▶ Requirement
Top to bottom, every record is to be copied word for word.
** Records for the exercise follows **
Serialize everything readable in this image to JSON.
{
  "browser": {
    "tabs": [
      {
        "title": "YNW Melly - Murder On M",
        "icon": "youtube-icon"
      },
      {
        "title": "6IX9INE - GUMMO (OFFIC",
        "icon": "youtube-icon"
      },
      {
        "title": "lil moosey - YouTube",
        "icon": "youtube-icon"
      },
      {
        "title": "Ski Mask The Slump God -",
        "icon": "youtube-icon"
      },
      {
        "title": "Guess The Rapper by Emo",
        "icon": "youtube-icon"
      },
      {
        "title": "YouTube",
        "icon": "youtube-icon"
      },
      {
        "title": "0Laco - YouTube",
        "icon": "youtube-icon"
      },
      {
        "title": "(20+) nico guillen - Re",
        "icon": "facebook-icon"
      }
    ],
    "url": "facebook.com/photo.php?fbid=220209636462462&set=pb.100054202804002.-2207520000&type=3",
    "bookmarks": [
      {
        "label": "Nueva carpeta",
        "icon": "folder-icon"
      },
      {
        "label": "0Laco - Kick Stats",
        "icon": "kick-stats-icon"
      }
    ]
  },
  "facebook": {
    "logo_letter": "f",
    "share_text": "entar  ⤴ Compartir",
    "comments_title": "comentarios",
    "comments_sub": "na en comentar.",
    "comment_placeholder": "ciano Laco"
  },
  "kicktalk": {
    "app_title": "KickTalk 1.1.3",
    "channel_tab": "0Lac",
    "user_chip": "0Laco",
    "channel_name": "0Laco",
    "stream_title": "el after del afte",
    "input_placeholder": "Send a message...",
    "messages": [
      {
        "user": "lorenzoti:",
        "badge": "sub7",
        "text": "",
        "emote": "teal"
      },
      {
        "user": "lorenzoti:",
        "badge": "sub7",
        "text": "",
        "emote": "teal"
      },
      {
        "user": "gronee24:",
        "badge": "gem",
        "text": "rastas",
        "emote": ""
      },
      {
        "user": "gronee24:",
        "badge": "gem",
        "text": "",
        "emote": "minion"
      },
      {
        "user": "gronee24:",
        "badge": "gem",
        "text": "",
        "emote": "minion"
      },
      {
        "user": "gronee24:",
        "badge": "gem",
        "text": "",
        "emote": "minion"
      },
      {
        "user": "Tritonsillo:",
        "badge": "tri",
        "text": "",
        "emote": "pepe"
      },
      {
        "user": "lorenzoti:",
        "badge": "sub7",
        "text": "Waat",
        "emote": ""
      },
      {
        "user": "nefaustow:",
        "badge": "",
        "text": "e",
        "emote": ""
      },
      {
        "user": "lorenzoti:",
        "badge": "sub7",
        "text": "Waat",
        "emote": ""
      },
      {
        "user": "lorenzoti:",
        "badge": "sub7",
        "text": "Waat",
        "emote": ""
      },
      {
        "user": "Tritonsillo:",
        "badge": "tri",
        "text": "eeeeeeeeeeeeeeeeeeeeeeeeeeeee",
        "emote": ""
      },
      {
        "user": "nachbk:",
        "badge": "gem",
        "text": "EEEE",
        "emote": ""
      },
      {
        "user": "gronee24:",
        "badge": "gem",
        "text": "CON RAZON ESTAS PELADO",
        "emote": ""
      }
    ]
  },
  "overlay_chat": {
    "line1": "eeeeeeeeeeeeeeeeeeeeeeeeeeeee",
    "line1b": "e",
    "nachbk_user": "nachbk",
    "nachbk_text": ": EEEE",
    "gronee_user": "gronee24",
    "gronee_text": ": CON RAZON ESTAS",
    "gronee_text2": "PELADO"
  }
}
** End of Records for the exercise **
▶ Problem solution
Serialize everything readable in this image to JSON.
{
  "browser": {
    "tabs": [
      {
        "title": "YNW Melly - Murder On M",
        "icon": "youtube-icon"
      },
      {
        "title": "6IX9INE - GUMMO (OFFIC",
        "icon": "youtube-icon"
      },
      {
        "title": "lil moosey - YouTube",
        "icon": "youtube-icon"
      },
      {
        "title": "Ski Mask The Slump God -",
        "icon": "youtube-icon"
      },
      {
        "title": "Guess The Rapper by Emo",
        "icon": "youtube-icon"
      },
      {
        "title": "YouTube",
        "icon": "youtube-icon"
      },
      {
        "title": "0Laco - YouTube",
        "icon": "youtube-icon"
      },
      {
        "title": "(20+) nico guillen - Re",
        "icon": "facebook-icon"
      }
    ],
    "url": "facebook.com/photo.php?fbid=220209636462462&set=pb.100054202804002.-2207520000&type=3",
    "bookmarks": [
      {
        "label": "Nueva carpeta",
        "icon": "folder-icon"
      },
      {
        "label": "0Laco - Kick Stats",
        "icon": "kick-stats-icon"
      }
    ]
  },
  "facebook": {
    "logo_letter": "f",
    "share_text": "entar  ⤴ Compartir",
    "comments_title": "comentarios",
    "comments_sub": "na en comentar.",
    "comment_placeholder": "ciano Laco"
  },
  "kicktalk": {
    "app_title": "KickTalk 1.1.3",
    "channel_tab": "0Lac",
    "user_chip": "0Laco",
    "channel_name": "0Laco",
    "stream_title": "el after del afte",
    "input_placeholder": "Send a message...",
    "messages": [
      {
        "user": "lorenzoti:",
        "badge": "sub7",
        "text": "",
        "emote": "teal"
      },
      {
        "user": "lorenzoti:",
        "badge": "sub7",
        "text": "",
        "emote": "teal"
      },
      {
        "user": "gronee24:",
        "badge": "gem",
        "text": "rastas",
        "emote": ""
      },
      {
        "user": "gronee24:",
        "badge": "gem",
        "text": "",
        "emote": "minion"
      },
      {
        "user": "gronee24:",
        "badge": "gem",
        "text": "",
        "emote": "minion"
      },
      {
        "user": "gronee24:",
        "badge": "gem",
        "text": "",
        "emote": "minion"
      },
      {
        "user": "Tritonsillo:",
        "badge": "tri",
        "text": "",
        "emote": "pepe"
      },
      {
        "user": "lorenzoti:",
        "badge": "sub7",
        "text": "Waat",
        "emote": ""
      },
      {
        "user": "nefaustow:",
        "badge": "",
        "text": "e",
        "emote": ""
      },
      {
        "user": "lorenzoti:",
        "badge": "sub7",
        "text": "Waat",
        "emote": ""
      },
      {
        "user": "lorenzoti:",
        "badge": "sub7",
        "text": "Waat",
        "emote": ""
      },
      {
        "user": "Tritonsillo:",
        "badge": "tri",
        "text": "eeeeeeeeeeeeeeeeeeeeeeeeeeeee",
        "emote": ""
      },
      {
        "user": "nachbk:",
        "badge": "gem",
        "text": "EEEE",
        "emote": ""
      },
      {
        "user": "gronee24:",
        "badge": "gem",
        "text": "CON RAZON ESTAS PELADO",
        "emote": ""
      }
    ]
  },
  "overlay_chat": {
    "line1": "eeeeeeeeeeeeeeeeeeeeeeeeeeeee",
    "line1b": "e",
    "nachbk_user": "nachbk",
    "nachbk_text": ": EEEE",
    "gronee_user": "gronee24",
    "gronee_text": ": CON RAZON ESTAS",
    "gronee_text2": "PELADO"
  }
}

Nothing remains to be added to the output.